In medicine today, treatments for patients are based on the diagnosis, not the patient individually. It has been shown that this is only effective for about 60% of people. To help treat more patients I developed Indium, a nondisease-specific personalized medicine using novel machine learning algorithms. I divide this problem into 3 distinct steps: diagnosis, prognosis and individualized treatment creation. To truly create a completely generalized diagnostic system I developed a powerful natural language processing (NLP) engine that analyzes how language acts on itself. I then connect this NLP to PubMed, a database of medical research papers, to extract features and biomarkers that are indicative of certain diseases. Analyzing the effectiveness of my system, I have found that my generalized algorithm is more effective, by about 3 standard deviations, than the state of the art techniques and physicians. My prognostic software works by utilizing fuzzy lagged data co-clustering, an NP-complete problem. To circumvent this problem I developed a Monte-Carlo approximation that runs in polynomial time. Lastly, dealing with treatment creation I developed a Q-learning algorithm that dynamically adjusts for the specific patient parameters.

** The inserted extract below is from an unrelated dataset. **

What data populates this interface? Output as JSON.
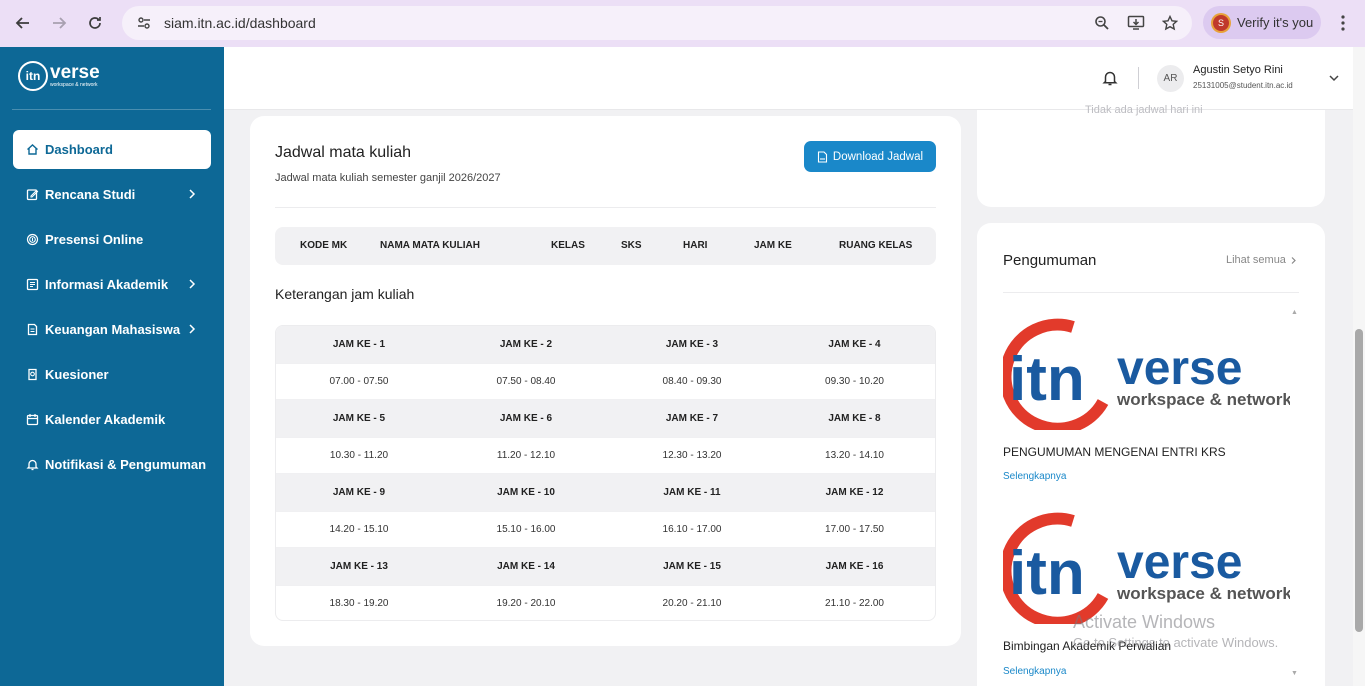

To deal with the problem of censored data, I created an SVM system to maintain a constant belief state of the subject. I demonstrated the performance of the proposed algorithmic framework through the analysis of real clinical trials. The personalized medicine system I developed not only operates in non-optimal environments, but it is more effective than the state of the art techniques. Since my algorithm is offloaded into the cloud I am able to help patients around the world regardless of their socioeconomic status.
First Award of $5,000